Saved entries »
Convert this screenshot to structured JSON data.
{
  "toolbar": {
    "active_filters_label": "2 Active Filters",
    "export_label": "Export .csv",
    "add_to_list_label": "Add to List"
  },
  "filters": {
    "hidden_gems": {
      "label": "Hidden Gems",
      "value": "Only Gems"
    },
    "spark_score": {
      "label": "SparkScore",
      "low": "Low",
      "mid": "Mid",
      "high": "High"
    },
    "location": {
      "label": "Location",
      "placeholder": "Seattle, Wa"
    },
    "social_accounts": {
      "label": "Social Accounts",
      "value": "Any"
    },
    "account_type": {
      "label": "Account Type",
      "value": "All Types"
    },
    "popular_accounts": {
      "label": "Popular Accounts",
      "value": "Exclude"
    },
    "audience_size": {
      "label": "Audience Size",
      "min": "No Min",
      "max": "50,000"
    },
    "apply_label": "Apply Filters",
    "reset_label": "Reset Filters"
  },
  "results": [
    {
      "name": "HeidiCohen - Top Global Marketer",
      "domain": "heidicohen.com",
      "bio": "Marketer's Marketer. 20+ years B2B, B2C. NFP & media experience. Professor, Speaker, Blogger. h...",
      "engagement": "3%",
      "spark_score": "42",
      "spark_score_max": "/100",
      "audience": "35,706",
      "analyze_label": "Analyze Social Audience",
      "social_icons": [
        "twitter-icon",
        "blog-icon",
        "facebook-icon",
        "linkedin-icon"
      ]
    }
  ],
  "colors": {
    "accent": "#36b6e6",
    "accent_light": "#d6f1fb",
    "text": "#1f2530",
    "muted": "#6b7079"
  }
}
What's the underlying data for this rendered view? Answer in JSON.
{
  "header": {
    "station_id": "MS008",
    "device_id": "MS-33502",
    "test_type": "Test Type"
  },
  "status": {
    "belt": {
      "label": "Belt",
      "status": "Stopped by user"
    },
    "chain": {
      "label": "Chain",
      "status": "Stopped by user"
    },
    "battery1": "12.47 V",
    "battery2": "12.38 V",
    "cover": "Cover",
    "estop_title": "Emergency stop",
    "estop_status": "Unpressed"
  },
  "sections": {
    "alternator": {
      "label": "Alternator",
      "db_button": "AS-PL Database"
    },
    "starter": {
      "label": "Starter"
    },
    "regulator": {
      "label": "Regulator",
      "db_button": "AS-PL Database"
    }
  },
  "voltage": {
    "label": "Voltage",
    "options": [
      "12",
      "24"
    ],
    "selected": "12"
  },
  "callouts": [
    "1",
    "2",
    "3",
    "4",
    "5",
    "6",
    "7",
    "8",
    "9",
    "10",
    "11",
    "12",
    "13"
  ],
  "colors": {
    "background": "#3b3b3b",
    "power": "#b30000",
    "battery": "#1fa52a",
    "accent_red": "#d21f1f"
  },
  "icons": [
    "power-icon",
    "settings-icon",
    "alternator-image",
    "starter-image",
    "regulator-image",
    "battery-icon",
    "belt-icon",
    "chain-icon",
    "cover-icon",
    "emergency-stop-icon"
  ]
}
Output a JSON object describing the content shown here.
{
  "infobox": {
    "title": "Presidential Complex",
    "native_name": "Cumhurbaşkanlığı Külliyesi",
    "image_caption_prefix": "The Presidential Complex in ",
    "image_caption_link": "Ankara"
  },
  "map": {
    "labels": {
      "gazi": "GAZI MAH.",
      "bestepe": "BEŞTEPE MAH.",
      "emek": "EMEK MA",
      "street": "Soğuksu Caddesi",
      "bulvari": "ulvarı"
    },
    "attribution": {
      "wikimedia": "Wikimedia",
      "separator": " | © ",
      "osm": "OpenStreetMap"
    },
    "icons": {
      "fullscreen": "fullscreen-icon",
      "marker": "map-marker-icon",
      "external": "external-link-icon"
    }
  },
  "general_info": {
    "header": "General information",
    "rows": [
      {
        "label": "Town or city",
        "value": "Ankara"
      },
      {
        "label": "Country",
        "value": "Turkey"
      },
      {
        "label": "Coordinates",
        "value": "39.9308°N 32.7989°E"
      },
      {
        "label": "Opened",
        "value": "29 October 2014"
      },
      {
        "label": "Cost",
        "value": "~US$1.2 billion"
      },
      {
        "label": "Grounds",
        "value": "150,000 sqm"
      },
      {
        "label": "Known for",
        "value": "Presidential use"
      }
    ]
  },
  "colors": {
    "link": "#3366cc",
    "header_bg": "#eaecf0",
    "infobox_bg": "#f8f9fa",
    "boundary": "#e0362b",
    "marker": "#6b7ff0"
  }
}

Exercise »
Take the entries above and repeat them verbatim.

Answer space »
Convert this screenshot to structured JSON data.
{
  "toolbar": {
    "active_filters_label": "2 Active Filters",
    "export_label": "Export .csv",
    "add_to_list_label": "Add to List"
  },
  "filters": {
    "hidden_gems": {
      "label": "Hidden Gems",
      "value": "Only Gems"
    },
    "spark_score": {
      "label": "SparkScore",
      "low": "Low",
      "mid": "Mid",
      "high": "High"
    },
    "location": {
      "label": "Location",
      "placeholder": "Seattle, Wa"
    },
    "social_accounts": {
      "label": "Social Accounts",
      "value": "Any"
    },
    "account_type": {
      "label": "Account Type",
      "value": "All Types"
    },
    "popular_accounts": {
      "label": "Popular Accounts",
      "value": "Exclude"
    },
    "audience_size": {
      "label": "Audience Size",
      "min": "No Min",
      "max": "50,000"
    },
    "apply_label": "Apply Filters",
    "reset_label": "Reset Filters"
  },
  "results": [
    {
      "name": "HeidiCohen - Top Global Marketer",
      "domain": "heidicohen.com",
      "bio": "Marketer's Marketer. 20+ years B2B, B2C. NFP & media experience. Professor, Speaker, Blogger. h...",
      "engagement": "3%",
      "spark_score": "42",
      "spark_score_max": "/100",
      "audience": "35,706",
      "analyze_label": "Analyze Social Audience",
      "social_icons": [
        "twitter-icon",
        "blog-icon",
        "facebook-icon",
        "linkedin-icon"
      ]
    }
  ],
  "colors": {
    "accent": "#36b6e6",
    "accent_light": "#d6f1fb",
    "text": "#1f2530",
    "muted": "#6b7079"
  }
}
What's the underlying data for this rendered view? Answer in JSON.
{
  "header": {
    "station_id": "MS008",
    "device_id": "MS-33502",
    "test_type": "Test Type"
  },
  "status": {
    "belt": {
      "label": "Belt",
      "status": "Stopped by user"
    },
    "chain": {
      "label": "Chain",
      "status": "Stopped by user"
    },
    "battery1": "12.47 V",
    "battery2": "12.38 V",
    "cover": "Cover",
    "estop_title": "Emergency stop",
    "estop_status": "Unpressed"
  },
  "sections": {
    "alternator": {
      "label": "Alternator",
      "db_button": "AS-PL Database"
    },
    "starter": {
      "label": "Starter"
    },
    "regulator": {
      "label": "Regulator",
      "db_button": "AS-PL Database"
    }
  },
  "voltage": {
    "label": "Voltage",
    "options": [
      "12",
      "24"
    ],
    "selected": "12"
  },
  "callouts": [
    "1",
    "2",
    "3",
    "4",
    "5",
    "6",
    "7",
    "8",
    "9",
    "10",
    "11",
    "12",
    "13"
  ],
  "colors": {
    "background": "#3b3b3b",
    "power": "#b30000",
    "battery": "#1fa52a",
    "accent_red": "#d21f1f"
  },
  "icons": [
    "power-icon",
    "settings-icon",
    "alternator-image",
    "starter-image",
    "regulator-image",
    "battery-icon",
    "belt-icon",
    "chain-icon",
    "cover-icon",
    "emergency-stop-icon"
  ]
}
Output a JSON object describing the content shown here.
{
  "infobox": {
    "title": "Presidential Complex",
    "native_name": "Cumhurbaşkanlığı Külliyesi",
    "image_caption_prefix": "The Presidential Complex in ",
    "image_caption_link": "Ankara"
  },
  "map": {
    "labels": {
      "gazi": "GAZI MAH.",
      "bestepe": "BEŞTEPE MAH.",
      "emek": "EMEK MA",
      "street": "Soğuksu Caddesi",
      "bulvari": "ulvarı"
    },
    "attribution": {
      "wikimedia": "Wikimedia",
      "separator": " | © ",
      "osm": "OpenStreetMap"
    },
    "icons": {
      "fullscreen": "fullscreen-icon",
      "marker": "map-marker-icon",
      "external": "external-link-icon"
    }
  },
  "general_info": {
    "header": "General information",
    "rows": [
      {
        "label": "Town or city",
        "value": "Ankara"
      },
      {
        "label": "Country",
        "value": "Turkey"
      },
      {
        "label": "Coordinates",
        "value": "39.9308°N 32.7989°E"
      },
      {
        "label": "Opened",
        "value": "29 October 2014"
      },
      {
        "label": "Cost",
        "value": "~US$1.2 billion"
      },
      {
        "label": "Grounds",
        "value": "150,000 sqm"
      },
      {
        "label": "Known for",
        "value": "Presidential use"
      }
    ]
  },
  "colors": {
    "link": "#3366cc",
    "header_bg": "#eaecf0",
    "infobox_bg": "#f8f9fa",
    "boundary": "#e0362b",
    "marker": "#6b7ff0"
  }
}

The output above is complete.